Cameron called the partnership “Hilal’s brainchild.”
“She saw a need and rose to the occasion,” she said. “We’re really excited to support a local woman-owned, woman-operated business in the Twin Cities and to create a really inclusive and diverse environment for patients, members, and our team members.”
Myster, who became president of the hospital last year, said Hilal has also helped the hospital meet Muslim patients’ spiritual needs and is now helping with the birth center’s effort to meet diverse cultural needs as patients give birth.
“She’s influenced our culture in so many ways,” Myster said.

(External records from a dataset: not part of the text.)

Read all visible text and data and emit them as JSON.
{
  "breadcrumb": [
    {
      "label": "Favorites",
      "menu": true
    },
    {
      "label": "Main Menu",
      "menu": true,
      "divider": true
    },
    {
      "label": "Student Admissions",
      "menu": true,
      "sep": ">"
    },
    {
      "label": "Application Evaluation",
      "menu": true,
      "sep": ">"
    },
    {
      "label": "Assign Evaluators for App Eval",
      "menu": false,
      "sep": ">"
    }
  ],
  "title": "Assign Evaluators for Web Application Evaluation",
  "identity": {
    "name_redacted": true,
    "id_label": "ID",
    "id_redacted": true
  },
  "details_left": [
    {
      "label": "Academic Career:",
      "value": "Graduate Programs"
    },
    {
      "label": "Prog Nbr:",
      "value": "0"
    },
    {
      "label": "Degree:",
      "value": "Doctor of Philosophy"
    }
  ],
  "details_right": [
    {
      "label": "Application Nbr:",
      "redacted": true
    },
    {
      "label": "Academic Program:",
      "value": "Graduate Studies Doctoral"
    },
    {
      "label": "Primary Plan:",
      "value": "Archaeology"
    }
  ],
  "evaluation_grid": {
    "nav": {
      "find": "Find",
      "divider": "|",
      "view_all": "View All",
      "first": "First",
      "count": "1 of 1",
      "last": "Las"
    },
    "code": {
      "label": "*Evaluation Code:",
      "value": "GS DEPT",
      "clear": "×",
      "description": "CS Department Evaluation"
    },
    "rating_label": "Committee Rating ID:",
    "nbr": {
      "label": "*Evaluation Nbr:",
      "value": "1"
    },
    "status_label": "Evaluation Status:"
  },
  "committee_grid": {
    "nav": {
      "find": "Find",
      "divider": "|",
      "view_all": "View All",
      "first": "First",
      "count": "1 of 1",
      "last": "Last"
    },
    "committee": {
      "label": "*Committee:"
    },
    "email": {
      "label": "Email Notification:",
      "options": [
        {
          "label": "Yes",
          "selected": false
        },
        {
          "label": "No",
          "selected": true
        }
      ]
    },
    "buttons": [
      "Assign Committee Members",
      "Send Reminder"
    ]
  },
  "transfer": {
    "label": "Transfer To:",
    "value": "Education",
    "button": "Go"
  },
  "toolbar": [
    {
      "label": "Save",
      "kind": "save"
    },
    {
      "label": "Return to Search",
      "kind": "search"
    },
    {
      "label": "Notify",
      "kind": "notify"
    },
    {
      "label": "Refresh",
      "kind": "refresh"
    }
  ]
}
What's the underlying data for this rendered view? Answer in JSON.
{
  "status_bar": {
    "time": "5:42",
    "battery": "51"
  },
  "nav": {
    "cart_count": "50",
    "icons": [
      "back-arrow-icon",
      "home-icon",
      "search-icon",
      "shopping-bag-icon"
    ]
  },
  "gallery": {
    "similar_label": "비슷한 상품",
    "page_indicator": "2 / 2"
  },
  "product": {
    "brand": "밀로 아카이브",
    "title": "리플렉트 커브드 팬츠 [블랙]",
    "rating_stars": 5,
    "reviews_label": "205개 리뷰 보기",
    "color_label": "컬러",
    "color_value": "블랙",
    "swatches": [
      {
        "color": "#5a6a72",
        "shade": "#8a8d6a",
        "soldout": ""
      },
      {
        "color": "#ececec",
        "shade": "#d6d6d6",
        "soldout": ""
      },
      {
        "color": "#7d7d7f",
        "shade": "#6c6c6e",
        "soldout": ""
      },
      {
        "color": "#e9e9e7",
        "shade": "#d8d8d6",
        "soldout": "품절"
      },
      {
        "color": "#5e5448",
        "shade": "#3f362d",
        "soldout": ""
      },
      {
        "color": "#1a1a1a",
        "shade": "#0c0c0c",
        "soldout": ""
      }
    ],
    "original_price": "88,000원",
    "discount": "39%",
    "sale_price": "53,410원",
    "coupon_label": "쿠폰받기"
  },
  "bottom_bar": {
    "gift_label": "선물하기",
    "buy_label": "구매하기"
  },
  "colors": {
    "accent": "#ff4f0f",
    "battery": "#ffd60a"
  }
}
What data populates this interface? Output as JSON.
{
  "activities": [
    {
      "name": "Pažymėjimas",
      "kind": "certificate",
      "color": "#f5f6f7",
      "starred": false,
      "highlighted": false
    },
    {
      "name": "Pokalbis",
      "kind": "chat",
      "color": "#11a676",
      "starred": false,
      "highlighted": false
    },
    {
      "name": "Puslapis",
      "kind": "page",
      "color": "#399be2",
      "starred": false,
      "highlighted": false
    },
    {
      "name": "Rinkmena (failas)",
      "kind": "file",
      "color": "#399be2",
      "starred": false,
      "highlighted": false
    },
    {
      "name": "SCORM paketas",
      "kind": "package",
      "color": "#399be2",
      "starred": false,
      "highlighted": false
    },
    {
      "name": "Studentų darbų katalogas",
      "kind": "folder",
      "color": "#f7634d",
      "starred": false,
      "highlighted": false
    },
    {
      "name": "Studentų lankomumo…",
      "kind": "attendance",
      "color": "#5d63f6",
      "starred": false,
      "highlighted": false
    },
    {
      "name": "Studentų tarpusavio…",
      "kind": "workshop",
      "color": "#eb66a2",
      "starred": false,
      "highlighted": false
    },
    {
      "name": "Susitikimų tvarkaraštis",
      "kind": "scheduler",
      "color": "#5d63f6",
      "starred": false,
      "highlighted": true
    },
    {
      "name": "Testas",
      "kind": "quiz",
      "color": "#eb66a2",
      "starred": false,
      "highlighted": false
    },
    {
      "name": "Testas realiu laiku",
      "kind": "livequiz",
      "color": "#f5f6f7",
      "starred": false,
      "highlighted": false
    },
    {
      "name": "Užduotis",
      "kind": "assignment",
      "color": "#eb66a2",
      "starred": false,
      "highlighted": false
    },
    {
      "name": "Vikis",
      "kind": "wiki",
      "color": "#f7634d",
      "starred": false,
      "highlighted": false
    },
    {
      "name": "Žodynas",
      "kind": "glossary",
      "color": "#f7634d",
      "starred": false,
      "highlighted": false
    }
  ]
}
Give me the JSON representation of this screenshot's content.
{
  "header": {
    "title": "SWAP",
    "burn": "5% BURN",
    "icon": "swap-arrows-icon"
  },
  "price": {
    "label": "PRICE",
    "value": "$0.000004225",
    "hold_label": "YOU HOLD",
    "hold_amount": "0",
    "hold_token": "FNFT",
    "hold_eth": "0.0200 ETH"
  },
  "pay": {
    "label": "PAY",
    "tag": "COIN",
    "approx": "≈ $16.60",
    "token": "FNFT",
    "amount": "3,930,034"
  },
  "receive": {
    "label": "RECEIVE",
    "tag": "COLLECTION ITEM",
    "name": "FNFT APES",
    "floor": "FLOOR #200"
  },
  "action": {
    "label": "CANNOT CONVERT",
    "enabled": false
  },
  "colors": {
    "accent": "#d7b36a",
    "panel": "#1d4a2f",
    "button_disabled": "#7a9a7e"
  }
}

Cameron said that she was proud of the work HealthPartners has done toward creating a “welcoming, inclusive environment where everyone feels valued.” The health care field needs to do its part to decrease disparities for diverse populations, she said.
“We can play a huge part in eliminating disparities as it relates to differences of all kinds,” she said. “So hopefully this will be a precedent in that others will follow suit and look for ways to make their health care system more inclusive.”
For Hilal, it’s “really special” to see her line of hijabs in the gift shop where she started volunteering 10 years ago.
“I hope that this will inspire other hospitals to take similar initiatives to really reach out to different patient populations,” she said. “I think this is a great framework that other hospitals can look to.”